Bridget de Gersigny: What I love about that video is this little white hand dragging a land mass across digital space, in still images. And the shadows and still shots of people are present throughout. But it’s the white hand dragging a land mass in digital space that to me is the spookiest thing of all. This break down was important to me. In temporal terms as well as physical and representational terms.
Emilie Lundstrøm: Your performance was moving to me: from present to past memories? Someone you cannot compete with. Someone strong. Someone gone, though the box is still there. The box of dreams?
Bridget de Gersigny:Thank you. I wrote that in the same way that I made the video. I wasn’t exactly sure what the plan was and had been reading Joan Didion’s ‘Why I Write’ prescribed to us as a class reading by Liz Brown. Didion said she writes to understand what she is thinking. It was like that. The absence of the I or a specific physical body was frustrating me.
Emilie Lundstrøm: The raven is a symbol of grief—you feel sad seeing a raven. Maybe because it’s the one bird you do not want to connect with—a raven steals people’s treasures. Do you feel the raven is taking “the treasure of you” away? Does it bring you closer to the ones you’ve lost?
Bridget de Gersigny: This is interesting, I hadn’t thought of it like that. Definitely something more along the lines of states of trauma that may be part of our cycle. I’m not sure yet. Something else.
Emilie Lundstrøm: Do you feel truly connected with your senses more than anything else?
Bridget de Gersigny: Yes, the sensate experience is fundamental to me. I think our bodies can process an enormous amount of information across the senses which are not always immediately accessible through cognitive reason. It’s something I love and hate about the digital media. It’s so physically absent, whilst still managing to evoke extraordinary sensory affect.
Emilie Lundstrøm: We are at ICP! How come many MFA students move away from photography—choose other media—while studying here?
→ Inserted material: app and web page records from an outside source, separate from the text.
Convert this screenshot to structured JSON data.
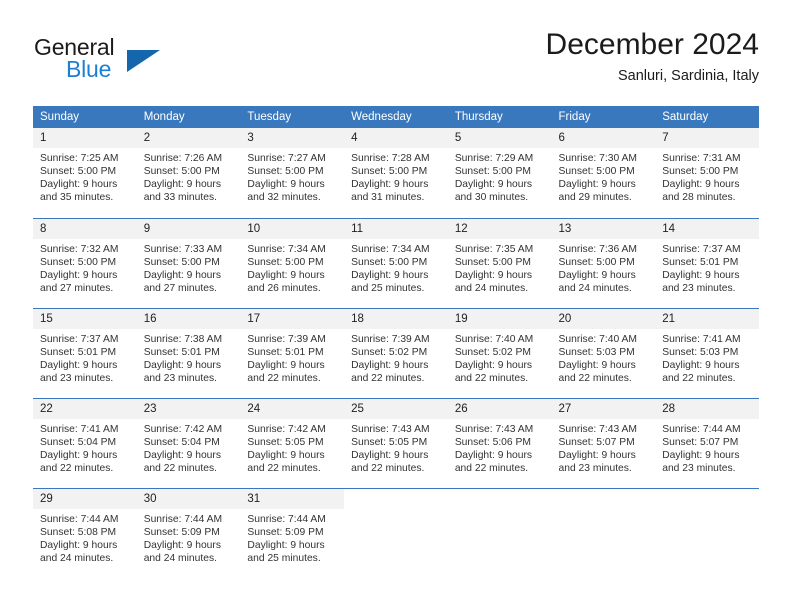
{
  "logo": {
    "word1": "General",
    "word2": "Blue",
    "triangle_color": "#1666ad",
    "blue_color": "#1b7fd4"
  },
  "header": {
    "title": "December 2024",
    "subtitle": "Sanluri, Sardinia, Italy"
  },
  "theme": {
    "header_blue": "#3a78bd",
    "daynum_gray": "#f2f2f2",
    "text": "#333333"
  },
  "weekday_headers": [
    "Sunday",
    "Monday",
    "Tuesday",
    "Wednesday",
    "Thursday",
    "Friday",
    "Saturday"
  ],
  "labels": {
    "sunrise": "Sunrise:",
    "sunset": "Sunset:",
    "daylight": "Daylight:"
  },
  "weeks": [
    {
      "days": [
        {
          "num": "1",
          "sunrise": "Sunrise: 7:25 AM",
          "sunset": "Sunset: 5:00 PM",
          "daylight1": "Daylight: 9 hours",
          "daylight2": "and 35 minutes."
        },
        {
          "num": "2",
          "sunrise": "Sunrise: 7:26 AM",
          "sunset": "Sunset: 5:00 PM",
          "daylight1": "Daylight: 9 hours",
          "daylight2": "and 33 minutes."
        },
        {
          "num": "3",
          "sunrise": "Sunrise: 7:27 AM",
          "sunset": "Sunset: 5:00 PM",
          "daylight1": "Daylight: 9 hours",
          "daylight2": "and 32 minutes."
        },
        {
          "num": "4",
          "sunrise": "Sunrise: 7:28 AM",
          "sunset": "Sunset: 5:00 PM",
          "daylight1": "Daylight: 9 hours",
          "daylight2": "and 31 minutes."
        },
        {
          "num": "5",
          "sunrise": "Sunrise: 7:29 AM",
          "sunset": "Sunset: 5:00 PM",
          "daylight1": "Daylight: 9 hours",
          "daylight2": "and 30 minutes."
        },
        {
          "num": "6",
          "sunrise": "Sunrise: 7:30 AM",
          "sunset": "Sunset: 5:00 PM",
          "daylight1": "Daylight: 9 hours",
          "daylight2": "and 29 minutes."
        },
        {
          "num": "7",
          "sunrise": "Sunrise: 7:31 AM",
          "sunset": "Sunset: 5:00 PM",
          "daylight1": "Daylight: 9 hours",
          "daylight2": "and 28 minutes."
        }
      ]
    },
    {
      "days": [
        {
          "num": "8",
          "sunrise": "Sunrise: 7:32 AM",
          "sunset": "Sunset: 5:00 PM",
          "daylight1": "Daylight: 9 hours",
          "daylight2": "and 27 minutes."
        },
        {
          "num": "9",
          "sunrise": "Sunrise: 7:33 AM",
          "sunset": "Sunset: 5:00 PM",
          "daylight1": "Daylight: 9 hours",
          "daylight2": "and 27 minutes."
        },
        {
          "num": "10",
          "sunrise": "Sunrise: 7:34 AM",
          "sunset": "Sunset: 5:00 PM",
          "daylight1": "Daylight: 9 hours",
          "daylight2": "and 26 minutes."
        },
        {
          "num": "11",
          "sunrise": "Sunrise: 7:34 AM",
          "sunset": "Sunset: 5:00 PM",
          "daylight1": "Daylight: 9 hours",
          "daylight2": "and 25 minutes."
        },
        {
          "num": "12",
          "sunrise": "Sunrise: 7:35 AM",
          "sunset": "Sunset: 5:00 PM",
          "daylight1": "Daylight: 9 hours",
          "daylight2": "and 24 minutes."
        },
        {
          "num": "13",
          "sunrise": "Sunrise: 7:36 AM",
          "sunset": "Sunset: 5:00 PM",
          "daylight1": "Daylight: 9 hours",
          "daylight2": "and 24 minutes."
        },
        {
          "num": "14",
          "sunrise": "Sunrise: 7:37 AM",
          "sunset": "Sunset: 5:01 PM",
          "daylight1": "Daylight: 9 hours",
          "daylight2": "and 23 minutes."
        }
      ]
    },
    {
      "days": [
        {
          "num": "15",
          "sunrise": "Sunrise: 7:37 AM",
          "sunset": "Sunset: 5:01 PM",
          "daylight1": "Daylight: 9 hours",
          "daylight2": "and 23 minutes."
        },
        {
          "num": "16",
          "sunrise": "Sunrise: 7:38 AM",
          "sunset": "Sunset: 5:01 PM",
          "daylight1": "Daylight: 9 hours",
          "daylight2": "and 23 minutes."
        },
        {
          "num": "17",
          "sunrise": "Sunrise: 7:39 AM",
          "sunset": "Sunset: 5:01 PM",
          "daylight1": "Daylight: 9 hours",
          "daylight2": "and 22 minutes."
        },
        {
          "num": "18",
          "sunrise": "Sunrise: 7:39 AM",
          "sunset": "Sunset: 5:02 PM",
          "daylight1": "Daylight: 9 hours",
          "daylight2": "and 22 minutes."
        },
        {
          "num": "19",
          "sunrise": "Sunrise: 7:40 AM",
          "sunset": "Sunset: 5:02 PM",
          "daylight1": "Daylight: 9 hours",
          "daylight2": "and 22 minutes."
        },
        {
          "num": "20",
          "sunrise": "Sunrise: 7:40 AM",
          "sunset": "Sunset: 5:03 PM",
          "daylight1": "Daylight: 9 hours",
          "daylight2": "and 22 minutes."
        },
        {
          "num": "21",
          "sunrise": "Sunrise: 7:41 AM",
          "sunset": "Sunset: 5:03 PM",
          "daylight1": "Daylight: 9 hours",
          "daylight2": "and 22 minutes."
        }
      ]
    },
    {
      "days": [
        {
          "num": "22",
          "sunrise": "Sunrise: 7:41 AM",
          "sunset": "Sunset: 5:04 PM",
          "daylight1": "Daylight: 9 hours",
          "daylight2": "and 22 minutes."
        },
        {
          "num": "23",
          "sunrise": "Sunrise: 7:42 AM",
          "sunset": "Sunset: 5:04 PM",
          "daylight1": "Daylight: 9 hours",
          "daylight2": "and 22 minutes."
        },
        {
          "num": "24",
          "sunrise": "Sunrise: 7:42 AM",
          "sunset": "Sunset: 5:05 PM",
          "daylight1": "Daylight: 9 hours",
          "daylight2": "and 22 minutes."
        },
        {
          "num": "25",
          "sunrise": "Sunrise: 7:43 AM",
          "sunset": "Sunset: 5:05 PM",
          "daylight1": "Daylight: 9 hours",
          "daylight2": "and 22 minutes."
        },
        {
          "num": "26",
          "sunrise": "Sunrise: 7:43 AM",
          "sunset": "Sunset: 5:06 PM",
          "daylight1": "Daylight: 9 hours",
          "daylight2": "and 22 minutes."
        },
        {
          "num": "27",
          "sunrise": "Sunrise: 7:43 AM",
          "sunset": "Sunset: 5:07 PM",
          "daylight1": "Daylight: 9 hours",
          "daylight2": "and 23 minutes."
        },
        {
          "num": "28",
          "sunrise": "Sunrise: 7:44 AM",
          "sunset": "Sunset: 5:07 PM",
          "daylight1": "Daylight: 9 hours",
          "daylight2": "and 23 minutes."
        }
      ]
    },
    {
      "days": [
        {
          "num": "29",
          "sunrise": "Sunrise: 7:44 AM",
          "sunset": "Sunset: 5:08 PM",
          "daylight1": "Daylight: 9 hours",
          "daylight2": "and 24 minutes."
        },
        {
          "num": "30",
          "sunrise": "Sunrise: 7:44 AM",
          "sunset": "Sunset: 5:09 PM",
          "daylight1": "Daylight: 9 hours",
          "daylight2": "and 24 minutes."
        },
        {
          "num": "31",
          "sunrise": "Sunrise: 7:44 AM",
          "sunset": "Sunset: 5:09 PM",
          "daylight1": "Daylight: 9 hours",
          "daylight2": "and 25 minutes."
        },
        {
          "num": "",
          "sunrise": "",
          "sunset": "",
          "daylight1": "",
          "daylight2": ""
        },
        {
          "num": "",
          "sunrise": "",
          "sunset": "",
          "daylight1": "",
          "daylight2": ""
        },
        {
          "num": "",
          "sunrise": "",
          "sunset": "",
          "daylight1": "",
          "daylight2": ""
        },
        {
          "num": "",
          "sunrise": "",
          "sunset": "",
          "daylight1": "",
          "daylight2": ""
        }
      ]
    }
  ]
}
Why are there no photographs in your show?
Bridget de Gersigny: I feel compelled to say I love photography ha! I think I answered this earlier. It’s just not how I am working right now. But you are right, I think people are pushing the boundaries of the medium in many ways and this increases every year. Typically we don’t associate sound with photography, video sometimes, but not so much sound. But to me sound is very linked. It works as a system of imaginative representation, if there is such a thing. The suspension of belief is in a way incredibly sensorial, and subjective. Images are also like this.
There were some ‘photographs’ in my show, they were just moving.